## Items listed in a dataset
-- Opening Marker --

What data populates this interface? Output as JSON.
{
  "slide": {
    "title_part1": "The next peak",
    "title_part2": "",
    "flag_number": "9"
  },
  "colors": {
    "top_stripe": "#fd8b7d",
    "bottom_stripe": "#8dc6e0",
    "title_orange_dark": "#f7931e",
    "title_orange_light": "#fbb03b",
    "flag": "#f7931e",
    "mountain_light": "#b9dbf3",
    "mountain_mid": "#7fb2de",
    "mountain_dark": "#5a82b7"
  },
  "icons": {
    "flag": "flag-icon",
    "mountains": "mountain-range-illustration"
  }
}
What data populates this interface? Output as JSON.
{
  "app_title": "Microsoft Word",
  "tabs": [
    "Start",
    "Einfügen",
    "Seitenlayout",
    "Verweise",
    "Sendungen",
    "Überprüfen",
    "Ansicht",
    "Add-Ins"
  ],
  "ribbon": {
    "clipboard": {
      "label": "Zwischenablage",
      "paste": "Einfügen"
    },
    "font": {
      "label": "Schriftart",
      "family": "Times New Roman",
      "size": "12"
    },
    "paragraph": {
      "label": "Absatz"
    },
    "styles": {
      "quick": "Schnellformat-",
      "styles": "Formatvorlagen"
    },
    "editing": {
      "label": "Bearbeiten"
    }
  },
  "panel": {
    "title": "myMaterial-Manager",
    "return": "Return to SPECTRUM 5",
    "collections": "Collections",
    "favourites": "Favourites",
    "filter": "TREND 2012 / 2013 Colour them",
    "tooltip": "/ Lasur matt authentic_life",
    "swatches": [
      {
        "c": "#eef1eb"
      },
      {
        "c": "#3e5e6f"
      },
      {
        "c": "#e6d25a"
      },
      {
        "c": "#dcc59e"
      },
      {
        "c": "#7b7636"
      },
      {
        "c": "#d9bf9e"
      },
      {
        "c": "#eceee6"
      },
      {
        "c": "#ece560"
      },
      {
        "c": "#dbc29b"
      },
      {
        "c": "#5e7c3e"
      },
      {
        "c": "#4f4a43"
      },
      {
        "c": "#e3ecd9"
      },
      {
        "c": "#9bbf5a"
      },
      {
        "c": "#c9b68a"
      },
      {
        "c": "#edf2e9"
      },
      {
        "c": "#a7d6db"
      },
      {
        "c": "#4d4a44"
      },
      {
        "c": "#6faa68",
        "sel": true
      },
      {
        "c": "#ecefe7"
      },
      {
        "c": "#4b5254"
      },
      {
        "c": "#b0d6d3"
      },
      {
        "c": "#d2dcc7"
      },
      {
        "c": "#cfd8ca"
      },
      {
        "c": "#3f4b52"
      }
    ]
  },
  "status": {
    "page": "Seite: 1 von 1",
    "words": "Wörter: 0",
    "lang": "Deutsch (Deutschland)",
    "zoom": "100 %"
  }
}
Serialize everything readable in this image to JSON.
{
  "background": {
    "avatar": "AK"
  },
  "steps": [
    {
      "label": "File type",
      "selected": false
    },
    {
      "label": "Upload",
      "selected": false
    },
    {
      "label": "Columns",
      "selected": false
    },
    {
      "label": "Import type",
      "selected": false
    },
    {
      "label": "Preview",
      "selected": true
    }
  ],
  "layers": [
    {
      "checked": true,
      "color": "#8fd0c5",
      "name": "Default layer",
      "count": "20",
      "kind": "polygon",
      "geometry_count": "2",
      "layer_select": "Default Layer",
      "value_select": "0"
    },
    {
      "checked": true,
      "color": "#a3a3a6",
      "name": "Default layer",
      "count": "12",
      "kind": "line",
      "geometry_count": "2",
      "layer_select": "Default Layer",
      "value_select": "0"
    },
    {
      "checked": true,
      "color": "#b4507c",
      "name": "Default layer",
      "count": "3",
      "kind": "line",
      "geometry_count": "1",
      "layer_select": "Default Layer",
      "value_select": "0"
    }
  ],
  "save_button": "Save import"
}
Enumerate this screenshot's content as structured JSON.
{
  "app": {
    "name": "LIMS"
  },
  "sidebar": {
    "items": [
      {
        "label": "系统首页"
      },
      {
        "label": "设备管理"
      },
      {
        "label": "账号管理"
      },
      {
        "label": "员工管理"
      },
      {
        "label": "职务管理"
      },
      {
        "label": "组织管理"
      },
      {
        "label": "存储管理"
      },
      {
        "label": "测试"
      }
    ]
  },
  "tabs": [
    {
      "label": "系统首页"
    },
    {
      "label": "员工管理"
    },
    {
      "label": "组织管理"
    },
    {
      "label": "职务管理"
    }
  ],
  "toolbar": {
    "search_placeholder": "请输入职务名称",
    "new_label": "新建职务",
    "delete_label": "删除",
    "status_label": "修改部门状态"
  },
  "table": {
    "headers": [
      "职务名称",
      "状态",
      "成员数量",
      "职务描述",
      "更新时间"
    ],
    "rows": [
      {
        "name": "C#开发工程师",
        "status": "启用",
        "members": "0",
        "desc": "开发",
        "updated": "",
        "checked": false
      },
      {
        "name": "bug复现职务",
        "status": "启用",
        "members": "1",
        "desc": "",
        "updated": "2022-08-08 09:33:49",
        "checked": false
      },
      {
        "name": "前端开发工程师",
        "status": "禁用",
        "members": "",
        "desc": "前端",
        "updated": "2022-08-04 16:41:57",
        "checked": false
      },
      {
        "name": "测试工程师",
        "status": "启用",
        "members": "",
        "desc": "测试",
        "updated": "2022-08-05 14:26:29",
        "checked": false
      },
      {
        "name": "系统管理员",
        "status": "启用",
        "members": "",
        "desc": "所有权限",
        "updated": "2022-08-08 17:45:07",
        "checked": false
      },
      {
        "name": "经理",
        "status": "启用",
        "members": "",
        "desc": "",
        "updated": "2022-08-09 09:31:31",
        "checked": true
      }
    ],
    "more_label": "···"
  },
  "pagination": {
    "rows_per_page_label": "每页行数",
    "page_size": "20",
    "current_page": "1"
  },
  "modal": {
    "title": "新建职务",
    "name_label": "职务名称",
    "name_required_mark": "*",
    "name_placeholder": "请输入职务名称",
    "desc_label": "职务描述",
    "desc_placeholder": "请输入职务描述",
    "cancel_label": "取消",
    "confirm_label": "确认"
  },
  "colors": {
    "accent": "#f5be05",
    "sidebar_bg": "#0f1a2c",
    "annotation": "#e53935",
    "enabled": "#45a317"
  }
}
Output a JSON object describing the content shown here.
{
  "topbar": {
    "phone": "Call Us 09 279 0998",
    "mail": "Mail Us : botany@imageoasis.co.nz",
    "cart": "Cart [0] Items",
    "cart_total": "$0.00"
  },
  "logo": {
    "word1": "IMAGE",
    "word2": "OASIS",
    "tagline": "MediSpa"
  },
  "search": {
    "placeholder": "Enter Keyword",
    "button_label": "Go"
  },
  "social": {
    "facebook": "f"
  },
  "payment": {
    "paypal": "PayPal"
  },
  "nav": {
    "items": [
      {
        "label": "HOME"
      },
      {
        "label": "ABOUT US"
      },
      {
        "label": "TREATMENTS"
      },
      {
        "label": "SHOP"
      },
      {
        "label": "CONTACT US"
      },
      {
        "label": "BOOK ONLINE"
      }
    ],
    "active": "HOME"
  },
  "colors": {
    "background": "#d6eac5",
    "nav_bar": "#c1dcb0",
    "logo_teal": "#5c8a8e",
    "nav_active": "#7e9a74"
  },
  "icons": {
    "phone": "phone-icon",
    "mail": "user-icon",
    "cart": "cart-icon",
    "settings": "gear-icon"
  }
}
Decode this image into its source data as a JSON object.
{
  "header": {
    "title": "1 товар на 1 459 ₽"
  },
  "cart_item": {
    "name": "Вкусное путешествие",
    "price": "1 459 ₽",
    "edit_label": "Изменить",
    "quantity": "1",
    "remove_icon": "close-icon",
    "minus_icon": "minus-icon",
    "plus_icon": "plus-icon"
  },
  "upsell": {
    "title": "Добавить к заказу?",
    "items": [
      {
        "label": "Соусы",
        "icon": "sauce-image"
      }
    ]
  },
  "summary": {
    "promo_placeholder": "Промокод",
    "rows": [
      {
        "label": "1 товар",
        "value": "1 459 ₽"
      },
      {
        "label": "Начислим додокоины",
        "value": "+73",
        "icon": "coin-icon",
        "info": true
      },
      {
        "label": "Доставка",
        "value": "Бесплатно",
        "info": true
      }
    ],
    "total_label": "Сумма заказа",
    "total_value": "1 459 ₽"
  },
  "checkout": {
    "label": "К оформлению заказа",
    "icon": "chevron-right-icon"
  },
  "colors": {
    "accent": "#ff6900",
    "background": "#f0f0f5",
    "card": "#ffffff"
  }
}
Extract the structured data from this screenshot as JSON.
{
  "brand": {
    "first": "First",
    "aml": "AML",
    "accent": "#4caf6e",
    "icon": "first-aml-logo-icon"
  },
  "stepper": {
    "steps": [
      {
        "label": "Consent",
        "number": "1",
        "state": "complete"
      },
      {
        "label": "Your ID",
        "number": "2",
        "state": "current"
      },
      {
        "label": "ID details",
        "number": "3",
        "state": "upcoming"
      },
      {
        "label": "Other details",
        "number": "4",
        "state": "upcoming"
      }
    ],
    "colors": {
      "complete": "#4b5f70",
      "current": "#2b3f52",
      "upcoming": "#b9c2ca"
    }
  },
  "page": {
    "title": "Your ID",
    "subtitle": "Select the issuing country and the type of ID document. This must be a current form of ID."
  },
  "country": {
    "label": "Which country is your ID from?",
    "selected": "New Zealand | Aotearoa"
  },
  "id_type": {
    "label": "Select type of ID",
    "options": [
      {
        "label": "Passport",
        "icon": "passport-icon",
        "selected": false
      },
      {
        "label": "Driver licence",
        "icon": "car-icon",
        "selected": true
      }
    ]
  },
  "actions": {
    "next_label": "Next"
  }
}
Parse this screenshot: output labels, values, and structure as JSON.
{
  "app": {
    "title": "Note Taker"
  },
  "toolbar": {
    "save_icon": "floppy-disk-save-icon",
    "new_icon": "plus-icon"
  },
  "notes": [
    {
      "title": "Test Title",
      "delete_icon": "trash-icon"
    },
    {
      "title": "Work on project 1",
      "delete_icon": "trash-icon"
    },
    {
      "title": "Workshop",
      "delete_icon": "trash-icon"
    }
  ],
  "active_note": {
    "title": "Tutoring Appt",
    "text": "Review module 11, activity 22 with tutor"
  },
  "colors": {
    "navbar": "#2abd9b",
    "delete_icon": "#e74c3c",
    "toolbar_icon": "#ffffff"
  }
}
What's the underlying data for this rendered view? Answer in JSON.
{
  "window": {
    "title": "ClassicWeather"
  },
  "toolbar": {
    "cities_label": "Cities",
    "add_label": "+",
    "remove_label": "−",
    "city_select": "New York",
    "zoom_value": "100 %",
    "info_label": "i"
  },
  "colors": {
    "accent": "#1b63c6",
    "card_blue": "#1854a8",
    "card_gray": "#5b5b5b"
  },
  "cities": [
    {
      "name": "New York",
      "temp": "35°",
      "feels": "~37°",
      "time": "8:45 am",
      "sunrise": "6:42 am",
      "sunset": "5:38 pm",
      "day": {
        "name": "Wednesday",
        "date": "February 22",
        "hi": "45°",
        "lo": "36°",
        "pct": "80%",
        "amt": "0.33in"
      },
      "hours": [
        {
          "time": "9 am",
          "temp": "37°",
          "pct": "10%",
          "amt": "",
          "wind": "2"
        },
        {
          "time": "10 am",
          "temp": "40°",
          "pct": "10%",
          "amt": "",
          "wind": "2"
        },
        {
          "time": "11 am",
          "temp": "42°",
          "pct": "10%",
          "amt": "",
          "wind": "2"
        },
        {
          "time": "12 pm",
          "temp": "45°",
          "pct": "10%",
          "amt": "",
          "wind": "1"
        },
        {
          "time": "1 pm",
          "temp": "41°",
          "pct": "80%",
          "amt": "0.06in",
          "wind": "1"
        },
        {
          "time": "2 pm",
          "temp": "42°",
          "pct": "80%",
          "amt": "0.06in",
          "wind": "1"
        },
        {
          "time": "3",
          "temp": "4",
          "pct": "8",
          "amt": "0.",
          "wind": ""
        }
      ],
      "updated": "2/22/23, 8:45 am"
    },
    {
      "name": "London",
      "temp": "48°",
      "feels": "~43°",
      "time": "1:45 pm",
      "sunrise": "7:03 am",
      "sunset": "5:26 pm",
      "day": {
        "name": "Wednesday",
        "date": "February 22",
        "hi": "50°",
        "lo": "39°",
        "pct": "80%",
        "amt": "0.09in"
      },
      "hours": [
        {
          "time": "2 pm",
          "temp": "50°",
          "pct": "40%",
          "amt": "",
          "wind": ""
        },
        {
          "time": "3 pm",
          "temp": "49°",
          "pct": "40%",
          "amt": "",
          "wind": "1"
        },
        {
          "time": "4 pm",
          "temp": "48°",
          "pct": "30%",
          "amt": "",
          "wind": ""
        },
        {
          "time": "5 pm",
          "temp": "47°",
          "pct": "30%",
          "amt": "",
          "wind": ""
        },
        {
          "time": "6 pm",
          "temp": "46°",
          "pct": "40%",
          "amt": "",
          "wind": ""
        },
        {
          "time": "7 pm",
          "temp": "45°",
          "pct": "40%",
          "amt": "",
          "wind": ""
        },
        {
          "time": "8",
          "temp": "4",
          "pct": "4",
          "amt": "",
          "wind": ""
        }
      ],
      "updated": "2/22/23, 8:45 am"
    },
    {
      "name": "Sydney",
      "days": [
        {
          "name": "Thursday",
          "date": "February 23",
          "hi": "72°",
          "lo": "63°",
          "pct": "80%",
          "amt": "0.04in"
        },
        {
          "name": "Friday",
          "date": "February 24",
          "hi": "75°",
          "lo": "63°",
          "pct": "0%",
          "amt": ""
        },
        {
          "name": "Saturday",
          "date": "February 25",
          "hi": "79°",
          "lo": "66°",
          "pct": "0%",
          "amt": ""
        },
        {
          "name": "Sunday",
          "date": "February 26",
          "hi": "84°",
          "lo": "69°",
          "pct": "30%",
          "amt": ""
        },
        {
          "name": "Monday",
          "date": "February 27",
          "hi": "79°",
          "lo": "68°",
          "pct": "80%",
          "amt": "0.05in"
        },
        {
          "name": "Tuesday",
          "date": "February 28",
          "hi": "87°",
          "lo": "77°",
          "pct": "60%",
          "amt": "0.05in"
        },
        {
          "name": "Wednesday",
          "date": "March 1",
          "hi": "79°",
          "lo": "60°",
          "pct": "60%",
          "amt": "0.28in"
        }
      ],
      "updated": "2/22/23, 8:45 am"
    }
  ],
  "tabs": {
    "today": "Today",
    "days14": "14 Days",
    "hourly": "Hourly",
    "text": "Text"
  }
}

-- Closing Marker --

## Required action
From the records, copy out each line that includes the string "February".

## Response to this exercise
        "date": "February 22",
        "date": "February 22",
          "date": "February 23",
          "date": "February 24",
          "date": "February 25",
          "date": "February 26",
          "date": "February 27",
          "date": "February 28",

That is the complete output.